# [Problem details]
Work out how many lines of the listing below include the string "icon", and give that number alone.

::::::::

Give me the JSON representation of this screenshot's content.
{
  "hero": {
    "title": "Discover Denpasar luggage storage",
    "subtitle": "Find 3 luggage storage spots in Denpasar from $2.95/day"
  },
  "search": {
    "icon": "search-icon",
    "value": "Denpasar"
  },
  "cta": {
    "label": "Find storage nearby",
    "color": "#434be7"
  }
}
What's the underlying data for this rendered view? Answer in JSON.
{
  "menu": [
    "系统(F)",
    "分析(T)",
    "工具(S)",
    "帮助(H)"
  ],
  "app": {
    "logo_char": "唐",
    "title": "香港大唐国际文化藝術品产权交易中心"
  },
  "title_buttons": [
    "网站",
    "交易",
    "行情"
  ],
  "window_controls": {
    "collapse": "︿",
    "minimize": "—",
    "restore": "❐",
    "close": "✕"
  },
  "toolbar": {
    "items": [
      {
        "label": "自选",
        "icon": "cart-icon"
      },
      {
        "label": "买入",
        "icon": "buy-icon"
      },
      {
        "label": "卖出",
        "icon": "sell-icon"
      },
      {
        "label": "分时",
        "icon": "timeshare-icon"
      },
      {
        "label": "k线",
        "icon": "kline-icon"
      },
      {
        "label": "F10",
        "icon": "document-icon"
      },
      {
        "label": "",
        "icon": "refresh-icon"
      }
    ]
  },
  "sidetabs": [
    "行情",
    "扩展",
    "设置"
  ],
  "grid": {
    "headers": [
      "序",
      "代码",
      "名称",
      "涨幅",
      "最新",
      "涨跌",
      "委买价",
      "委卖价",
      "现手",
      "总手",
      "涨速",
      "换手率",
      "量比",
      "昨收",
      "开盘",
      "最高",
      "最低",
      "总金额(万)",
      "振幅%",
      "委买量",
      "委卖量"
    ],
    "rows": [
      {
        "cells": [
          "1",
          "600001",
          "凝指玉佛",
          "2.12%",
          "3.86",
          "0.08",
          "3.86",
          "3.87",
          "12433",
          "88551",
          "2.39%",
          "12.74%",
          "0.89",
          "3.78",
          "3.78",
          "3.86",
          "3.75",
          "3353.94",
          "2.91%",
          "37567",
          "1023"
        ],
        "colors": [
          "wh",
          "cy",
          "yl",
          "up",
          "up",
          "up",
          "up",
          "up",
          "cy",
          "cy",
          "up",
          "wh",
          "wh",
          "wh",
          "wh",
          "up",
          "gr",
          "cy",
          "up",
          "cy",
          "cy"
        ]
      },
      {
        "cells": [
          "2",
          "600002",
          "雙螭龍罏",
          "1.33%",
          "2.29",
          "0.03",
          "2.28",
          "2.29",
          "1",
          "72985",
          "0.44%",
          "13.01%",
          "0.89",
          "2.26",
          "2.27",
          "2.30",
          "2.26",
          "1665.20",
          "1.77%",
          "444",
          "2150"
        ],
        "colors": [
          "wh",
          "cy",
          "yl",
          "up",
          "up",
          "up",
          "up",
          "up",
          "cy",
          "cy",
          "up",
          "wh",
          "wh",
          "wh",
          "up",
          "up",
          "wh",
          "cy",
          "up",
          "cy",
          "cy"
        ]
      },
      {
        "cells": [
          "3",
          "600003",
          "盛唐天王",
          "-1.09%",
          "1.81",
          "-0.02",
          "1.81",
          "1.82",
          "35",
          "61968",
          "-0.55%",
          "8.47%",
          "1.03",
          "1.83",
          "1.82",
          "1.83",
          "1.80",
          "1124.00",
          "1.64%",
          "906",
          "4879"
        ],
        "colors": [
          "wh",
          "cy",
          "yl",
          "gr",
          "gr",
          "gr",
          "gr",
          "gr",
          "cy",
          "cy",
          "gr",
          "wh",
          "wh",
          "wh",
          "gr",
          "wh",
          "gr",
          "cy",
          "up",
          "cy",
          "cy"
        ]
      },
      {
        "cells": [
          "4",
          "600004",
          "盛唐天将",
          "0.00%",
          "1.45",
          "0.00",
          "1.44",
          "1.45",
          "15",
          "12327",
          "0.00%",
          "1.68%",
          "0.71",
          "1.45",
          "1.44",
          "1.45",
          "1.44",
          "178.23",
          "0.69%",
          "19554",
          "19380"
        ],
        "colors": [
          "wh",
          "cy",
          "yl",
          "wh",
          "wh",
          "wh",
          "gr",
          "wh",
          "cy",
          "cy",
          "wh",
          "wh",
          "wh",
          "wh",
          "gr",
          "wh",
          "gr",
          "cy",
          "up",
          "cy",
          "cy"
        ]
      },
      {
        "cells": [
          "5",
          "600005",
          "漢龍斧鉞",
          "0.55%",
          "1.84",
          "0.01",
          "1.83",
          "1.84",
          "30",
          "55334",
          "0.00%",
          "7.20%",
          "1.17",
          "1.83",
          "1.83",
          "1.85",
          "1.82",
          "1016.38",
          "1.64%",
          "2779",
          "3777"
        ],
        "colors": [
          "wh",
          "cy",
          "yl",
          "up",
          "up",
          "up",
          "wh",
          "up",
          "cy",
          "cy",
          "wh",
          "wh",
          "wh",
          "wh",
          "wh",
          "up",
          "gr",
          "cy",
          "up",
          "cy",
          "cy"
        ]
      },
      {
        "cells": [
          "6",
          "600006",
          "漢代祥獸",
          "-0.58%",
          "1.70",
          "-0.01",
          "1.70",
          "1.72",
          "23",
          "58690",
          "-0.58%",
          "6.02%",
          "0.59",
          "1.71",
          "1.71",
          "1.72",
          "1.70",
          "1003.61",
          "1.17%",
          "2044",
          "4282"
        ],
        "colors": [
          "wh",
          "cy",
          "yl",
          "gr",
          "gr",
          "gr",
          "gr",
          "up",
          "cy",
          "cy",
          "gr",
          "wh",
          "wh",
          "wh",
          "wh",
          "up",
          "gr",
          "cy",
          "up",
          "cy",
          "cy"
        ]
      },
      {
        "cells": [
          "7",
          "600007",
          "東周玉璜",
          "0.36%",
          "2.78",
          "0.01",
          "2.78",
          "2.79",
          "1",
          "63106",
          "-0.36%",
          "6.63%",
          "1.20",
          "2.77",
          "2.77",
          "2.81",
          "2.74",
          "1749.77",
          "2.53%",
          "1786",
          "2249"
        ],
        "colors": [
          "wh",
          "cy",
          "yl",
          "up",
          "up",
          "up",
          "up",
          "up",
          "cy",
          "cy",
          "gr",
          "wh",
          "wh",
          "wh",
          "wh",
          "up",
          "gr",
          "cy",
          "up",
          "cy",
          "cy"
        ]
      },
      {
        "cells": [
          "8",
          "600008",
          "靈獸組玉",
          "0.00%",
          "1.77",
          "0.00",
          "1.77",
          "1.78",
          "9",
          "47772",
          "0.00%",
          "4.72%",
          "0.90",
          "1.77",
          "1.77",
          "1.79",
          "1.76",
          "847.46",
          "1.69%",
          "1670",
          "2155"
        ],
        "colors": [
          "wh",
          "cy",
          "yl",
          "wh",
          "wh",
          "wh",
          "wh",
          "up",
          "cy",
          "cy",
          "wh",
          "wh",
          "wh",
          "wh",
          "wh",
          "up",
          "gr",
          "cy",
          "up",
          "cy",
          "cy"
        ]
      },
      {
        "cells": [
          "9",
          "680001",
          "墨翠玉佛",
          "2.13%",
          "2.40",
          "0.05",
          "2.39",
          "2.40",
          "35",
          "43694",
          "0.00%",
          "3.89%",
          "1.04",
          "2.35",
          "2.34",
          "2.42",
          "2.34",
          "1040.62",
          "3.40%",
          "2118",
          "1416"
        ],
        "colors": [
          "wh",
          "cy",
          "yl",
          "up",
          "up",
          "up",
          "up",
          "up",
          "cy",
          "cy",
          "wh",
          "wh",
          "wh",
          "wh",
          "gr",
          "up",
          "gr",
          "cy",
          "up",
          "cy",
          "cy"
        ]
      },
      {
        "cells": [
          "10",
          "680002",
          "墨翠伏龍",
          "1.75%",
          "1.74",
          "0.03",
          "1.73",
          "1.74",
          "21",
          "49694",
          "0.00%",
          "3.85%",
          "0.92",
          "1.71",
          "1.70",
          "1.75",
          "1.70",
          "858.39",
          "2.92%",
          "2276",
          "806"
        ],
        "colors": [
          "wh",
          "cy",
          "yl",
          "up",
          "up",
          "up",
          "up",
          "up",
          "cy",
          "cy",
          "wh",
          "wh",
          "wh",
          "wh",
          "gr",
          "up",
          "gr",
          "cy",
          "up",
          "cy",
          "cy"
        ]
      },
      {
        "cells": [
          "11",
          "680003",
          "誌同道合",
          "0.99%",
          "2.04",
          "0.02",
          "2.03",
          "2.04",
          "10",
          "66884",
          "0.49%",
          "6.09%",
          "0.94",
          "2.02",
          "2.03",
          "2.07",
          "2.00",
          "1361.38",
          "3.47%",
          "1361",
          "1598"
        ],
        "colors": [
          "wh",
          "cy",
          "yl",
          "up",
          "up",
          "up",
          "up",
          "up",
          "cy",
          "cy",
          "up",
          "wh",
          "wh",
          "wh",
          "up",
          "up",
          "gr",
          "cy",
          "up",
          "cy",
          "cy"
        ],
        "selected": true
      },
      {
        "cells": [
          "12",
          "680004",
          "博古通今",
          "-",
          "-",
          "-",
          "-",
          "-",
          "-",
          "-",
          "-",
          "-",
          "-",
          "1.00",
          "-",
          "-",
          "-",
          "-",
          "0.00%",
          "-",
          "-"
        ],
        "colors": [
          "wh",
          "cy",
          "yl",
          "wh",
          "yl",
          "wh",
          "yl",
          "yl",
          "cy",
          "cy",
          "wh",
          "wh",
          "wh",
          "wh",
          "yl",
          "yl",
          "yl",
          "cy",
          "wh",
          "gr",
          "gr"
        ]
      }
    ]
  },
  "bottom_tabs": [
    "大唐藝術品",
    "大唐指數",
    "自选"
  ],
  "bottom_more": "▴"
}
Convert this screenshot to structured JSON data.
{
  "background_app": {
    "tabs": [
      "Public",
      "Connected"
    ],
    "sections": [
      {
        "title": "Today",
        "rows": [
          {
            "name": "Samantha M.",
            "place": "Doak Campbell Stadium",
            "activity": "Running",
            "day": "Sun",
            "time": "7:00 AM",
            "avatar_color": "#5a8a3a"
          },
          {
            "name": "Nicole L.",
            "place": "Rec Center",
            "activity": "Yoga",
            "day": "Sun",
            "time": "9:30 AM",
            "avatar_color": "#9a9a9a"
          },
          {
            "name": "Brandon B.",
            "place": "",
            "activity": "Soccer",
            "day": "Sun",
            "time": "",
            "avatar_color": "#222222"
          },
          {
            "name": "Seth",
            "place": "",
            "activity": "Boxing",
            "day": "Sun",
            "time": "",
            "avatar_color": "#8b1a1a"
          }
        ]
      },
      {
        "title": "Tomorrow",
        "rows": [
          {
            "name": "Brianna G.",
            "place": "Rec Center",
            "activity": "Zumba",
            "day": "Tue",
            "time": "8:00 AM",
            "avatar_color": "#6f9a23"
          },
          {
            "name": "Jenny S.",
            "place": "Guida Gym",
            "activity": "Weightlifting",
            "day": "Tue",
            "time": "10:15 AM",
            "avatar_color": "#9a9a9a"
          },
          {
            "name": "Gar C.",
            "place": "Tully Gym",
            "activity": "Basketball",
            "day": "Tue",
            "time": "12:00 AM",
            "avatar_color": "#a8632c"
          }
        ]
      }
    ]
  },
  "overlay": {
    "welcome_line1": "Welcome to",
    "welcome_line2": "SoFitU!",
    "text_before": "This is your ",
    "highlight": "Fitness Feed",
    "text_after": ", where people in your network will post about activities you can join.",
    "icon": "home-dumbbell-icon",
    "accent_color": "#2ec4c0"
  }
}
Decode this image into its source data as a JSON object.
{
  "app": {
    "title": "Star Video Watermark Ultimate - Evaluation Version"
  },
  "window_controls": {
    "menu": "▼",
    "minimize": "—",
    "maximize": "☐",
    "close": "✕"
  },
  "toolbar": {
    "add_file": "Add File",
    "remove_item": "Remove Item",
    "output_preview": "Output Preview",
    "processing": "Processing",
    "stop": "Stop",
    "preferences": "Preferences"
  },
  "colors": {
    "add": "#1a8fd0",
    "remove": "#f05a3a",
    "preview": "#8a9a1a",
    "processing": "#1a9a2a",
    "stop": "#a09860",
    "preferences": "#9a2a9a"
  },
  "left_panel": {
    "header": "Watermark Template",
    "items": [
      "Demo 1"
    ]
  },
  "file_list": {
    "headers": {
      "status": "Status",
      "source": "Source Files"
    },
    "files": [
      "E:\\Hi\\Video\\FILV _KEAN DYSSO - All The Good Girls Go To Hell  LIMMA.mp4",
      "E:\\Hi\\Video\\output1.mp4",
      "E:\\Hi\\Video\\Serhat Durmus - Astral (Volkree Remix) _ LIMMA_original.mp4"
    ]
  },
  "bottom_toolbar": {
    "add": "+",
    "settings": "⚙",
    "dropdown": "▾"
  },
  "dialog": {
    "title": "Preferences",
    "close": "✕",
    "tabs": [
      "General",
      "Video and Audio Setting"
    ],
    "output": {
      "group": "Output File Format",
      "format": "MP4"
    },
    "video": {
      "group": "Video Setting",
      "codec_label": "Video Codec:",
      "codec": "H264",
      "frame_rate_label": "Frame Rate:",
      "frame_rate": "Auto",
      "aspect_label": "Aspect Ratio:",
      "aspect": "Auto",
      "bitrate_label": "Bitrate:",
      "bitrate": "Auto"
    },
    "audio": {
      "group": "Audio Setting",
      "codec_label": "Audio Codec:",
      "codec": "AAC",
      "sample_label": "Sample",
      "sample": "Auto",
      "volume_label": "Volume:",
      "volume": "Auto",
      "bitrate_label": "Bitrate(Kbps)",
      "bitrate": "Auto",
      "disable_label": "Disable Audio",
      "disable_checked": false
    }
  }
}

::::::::

# [Completed task]
9